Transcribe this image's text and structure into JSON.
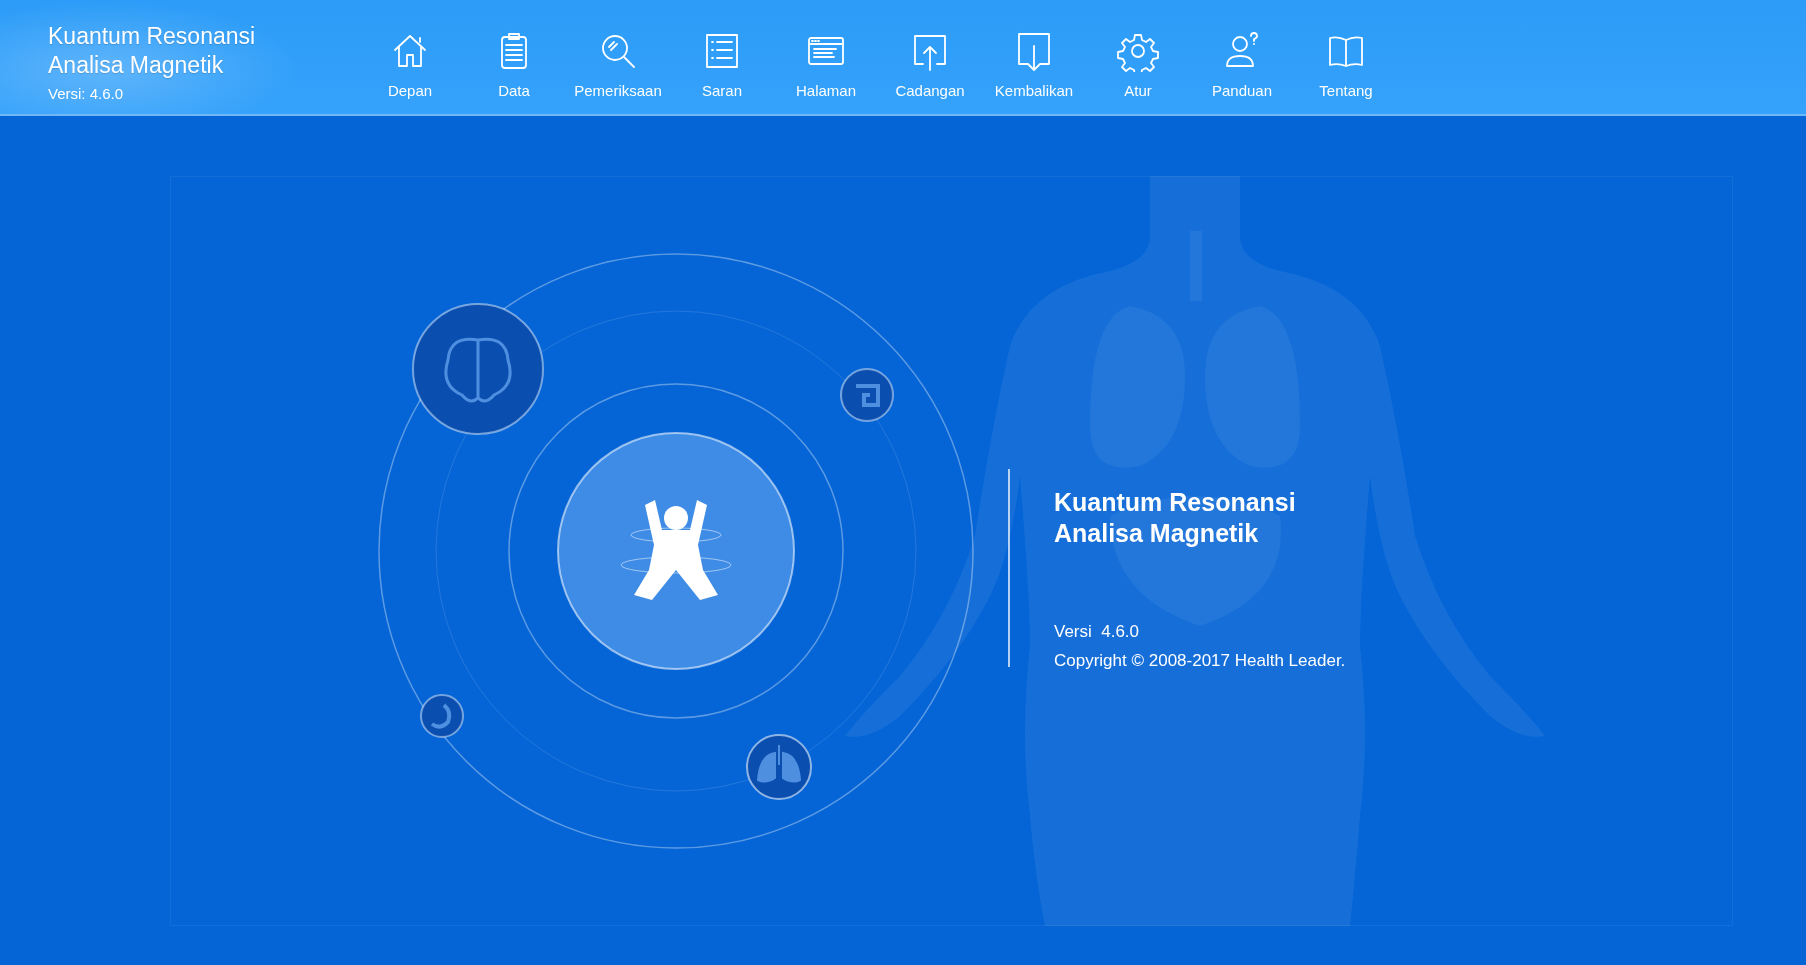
{
  "app": {
    "title_lines": [
      "Kuantum Resonansi",
      "Analisa Magnetik"
    ],
    "version": "Versi: 4.6.0"
  },
  "nav": [
    {
      "label": "Depan"
    },
    {
      "label": "Data"
    },
    {
      "label": "Pemeriksaan"
    },
    {
      "label": "Saran"
    },
    {
      "label": "Halaman"
    },
    {
      "label": "Cadangan"
    },
    {
      "label": "Kembalikan"
    },
    {
      "label": "Atur"
    },
    {
      "label": "Panduan"
    },
    {
      "label": "Tentang"
    }
  ],
  "about": {
    "title_lines": [
      "Kuantum Resonansi",
      "Analisa Magnetik"
    ],
    "version": "Versi  4.6.0",
    "copyright": "Copyright © 2008-2017 Health Leader."
  }
}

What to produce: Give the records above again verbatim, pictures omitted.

Result for this task:
Transcribe this image's text and structure into JSON.
{
  "app": {
    "title_lines": [
      "Kuantum Resonansi",
      "Analisa Magnetik"
    ],
    "version": "Versi: 4.6.0"
  },
  "nav": [
    {
      "label": "Depan"
    },
    {
      "label": "Data"
    },
    {
      "label": "Pemeriksaan"
    },
    {
      "label": "Saran"
    },
    {
      "label": "Halaman"
    },
    {
      "label": "Cadangan"
    },
    {
      "label": "Kembalikan"
    },
    {
      "label": "Atur"
    },
    {
      "label": "Panduan"
    },
    {
      "label": "Tentang"
    }
  ],
  "about": {
    "title_lines": [
      "Kuantum Resonansi",
      "Analisa Magnetik"
    ],
    "version": "Versi  4.6.0",
    "copyright": "Copyright © 2008-2017 Health Leader."
  }
}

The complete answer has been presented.